My work on PressForward has been immensely helpful in building my programming skills and as I look back at the last two years of this fellowship, I’m struck by how much my skills have grown. In addition to technical skills, I’ve also gained experience in managing an active publication and an open source project. Thanks to projects like our cohort’s THATCamp topic modeling experiment in Python, the Clio Wired sequence, the support space, and my time in Research my skills have vastly improved. As I finish up this fellowship and look towards beginning my dissertation and developing a digital component, the skill set I’ve cultivated through this fellowship will be immensely useful. At the very least, the skills I’ve developed her have given me a foundation in computational thinking and I feel confident in learning whatever new programming skills will be required for my own research.

Aside from our duties in our respective divisions, the fellows have also had some common projects we’ve worked on.  Stephanie Seal and I produced several episodes of Digital Campus this semester and continued to maintain the blog.  Producing Digital Campus involves finding stories for everyone to discuss, managing and scheduling the recording, and preparing a blog post summarizing the episode for the Digital Campus blog.

Additionally, each year the fellows are asked to host and organize a brown bag at the center.  This year I invited Micki Kaufman down from the City University of New York to talk about her dissertation research, entitled “Everything on Paper Will Be Used Against Me”: Quantifying Kissinger, A Computational Analysis of the DNSA’s Kissinger Collection Memcons and Telcons.” I had previously met Kaufman at the 20th Anniversary conference and the brownbag was an excellent opportunity for the fellows to invite down another graduate student and participate in conversations about digital methodologies and approaches as they apply to a dissertation.

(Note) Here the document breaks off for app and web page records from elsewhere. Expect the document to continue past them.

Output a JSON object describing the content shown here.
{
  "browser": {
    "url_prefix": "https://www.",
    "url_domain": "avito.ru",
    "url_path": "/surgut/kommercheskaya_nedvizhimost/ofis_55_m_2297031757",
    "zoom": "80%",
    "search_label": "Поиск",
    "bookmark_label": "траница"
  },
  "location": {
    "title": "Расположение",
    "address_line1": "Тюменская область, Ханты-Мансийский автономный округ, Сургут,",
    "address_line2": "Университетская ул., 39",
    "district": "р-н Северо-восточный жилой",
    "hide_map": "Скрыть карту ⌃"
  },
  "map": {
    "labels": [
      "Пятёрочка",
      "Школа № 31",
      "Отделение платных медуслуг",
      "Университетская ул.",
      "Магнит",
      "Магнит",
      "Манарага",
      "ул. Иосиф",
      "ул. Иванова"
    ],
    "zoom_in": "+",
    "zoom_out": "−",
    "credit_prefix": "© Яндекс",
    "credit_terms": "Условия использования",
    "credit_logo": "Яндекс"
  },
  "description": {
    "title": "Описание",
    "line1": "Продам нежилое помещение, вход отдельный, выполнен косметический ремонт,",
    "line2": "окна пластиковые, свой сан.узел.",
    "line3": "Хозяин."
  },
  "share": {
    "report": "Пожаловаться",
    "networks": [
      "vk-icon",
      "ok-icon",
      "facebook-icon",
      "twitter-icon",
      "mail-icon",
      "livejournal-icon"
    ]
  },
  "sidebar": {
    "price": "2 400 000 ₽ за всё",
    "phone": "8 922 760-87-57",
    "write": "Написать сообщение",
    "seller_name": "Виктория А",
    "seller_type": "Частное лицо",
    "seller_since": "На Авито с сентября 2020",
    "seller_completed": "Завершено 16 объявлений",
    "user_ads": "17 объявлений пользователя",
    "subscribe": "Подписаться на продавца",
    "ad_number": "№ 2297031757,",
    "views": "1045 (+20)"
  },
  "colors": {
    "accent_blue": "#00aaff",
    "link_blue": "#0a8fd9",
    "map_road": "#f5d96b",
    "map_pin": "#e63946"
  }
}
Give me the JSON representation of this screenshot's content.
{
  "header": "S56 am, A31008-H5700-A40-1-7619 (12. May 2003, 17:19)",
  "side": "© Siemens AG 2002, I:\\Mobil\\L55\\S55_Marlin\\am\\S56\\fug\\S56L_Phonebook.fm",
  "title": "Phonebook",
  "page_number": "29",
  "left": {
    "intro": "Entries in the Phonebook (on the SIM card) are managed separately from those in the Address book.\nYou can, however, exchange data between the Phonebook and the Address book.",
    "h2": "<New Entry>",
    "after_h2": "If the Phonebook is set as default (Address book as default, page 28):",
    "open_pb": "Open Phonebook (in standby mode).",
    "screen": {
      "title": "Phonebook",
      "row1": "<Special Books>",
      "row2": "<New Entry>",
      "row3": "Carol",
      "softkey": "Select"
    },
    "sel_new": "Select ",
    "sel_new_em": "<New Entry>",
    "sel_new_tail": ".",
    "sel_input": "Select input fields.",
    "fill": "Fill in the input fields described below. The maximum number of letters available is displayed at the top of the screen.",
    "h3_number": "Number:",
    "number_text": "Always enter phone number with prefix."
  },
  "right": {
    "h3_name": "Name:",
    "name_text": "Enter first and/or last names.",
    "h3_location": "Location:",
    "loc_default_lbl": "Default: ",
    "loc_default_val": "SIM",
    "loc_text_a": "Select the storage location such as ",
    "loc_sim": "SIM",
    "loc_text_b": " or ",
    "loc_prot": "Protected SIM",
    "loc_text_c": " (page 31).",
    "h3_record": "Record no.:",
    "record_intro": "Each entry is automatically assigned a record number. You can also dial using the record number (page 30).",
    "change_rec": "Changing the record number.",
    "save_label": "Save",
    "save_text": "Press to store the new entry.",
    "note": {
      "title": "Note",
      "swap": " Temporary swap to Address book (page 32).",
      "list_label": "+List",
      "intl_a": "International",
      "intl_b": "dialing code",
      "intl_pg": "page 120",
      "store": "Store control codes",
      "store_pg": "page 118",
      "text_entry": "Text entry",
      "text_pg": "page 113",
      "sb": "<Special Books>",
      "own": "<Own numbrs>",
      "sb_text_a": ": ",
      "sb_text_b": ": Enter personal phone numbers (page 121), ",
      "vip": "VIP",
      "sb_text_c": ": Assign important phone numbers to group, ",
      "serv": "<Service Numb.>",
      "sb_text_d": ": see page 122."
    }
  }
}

PressForward Workshop

This year PressForward has been focused on outreach. The PressForward team has been working to develop the plugin’s user interface and to help several pilot partners get PressForward publications up and running. As the fellow positioned on this project I’ve been involved with the continued development of the plugin. Last weekend, Amanda Morton, a former DH Fellow, and I were given the opportunity to give a PressForward workshop at the Advancing Research Communication and Scholarship (ARCS) conference in Philadelphia. The ARCS conference is “a new conference focused on the evolving and increasingly complex scholarly communication network.” Interdisciplinary in nature, the conference featured a set of workshops on Sunday and a set of diverse panels on Monday. Many of the panels focused on linked and open data, alternative publishing models, alt metrics and other ways of measuring impact, and open access digital repositories. The conference was a great opportunity to interact with organizations and communities that might be interested in PressForward and get an idea of what features might be important to these groups.

Our workshop focused on PressForward and covered topics such as the origins of the project, features that make the plugin standout, and an overview of how we use the plugin to maintain DH Now’s editorial process. Lastly, we set up a sandbox and gave users logins so they could follow along as we walked through important features of the plugin. We had about thirty people from libraries and science organizations attend and it was interesting to hear different ideas about how the plugin might be useful. The workshop was a nice break from some of the more technical things I’ve been doing this semester and it was great to get to talk about the project as a whole and how it fits into the scholarly communication ecosystem.

Below is a copy of the powerpoint we put together for the workshop.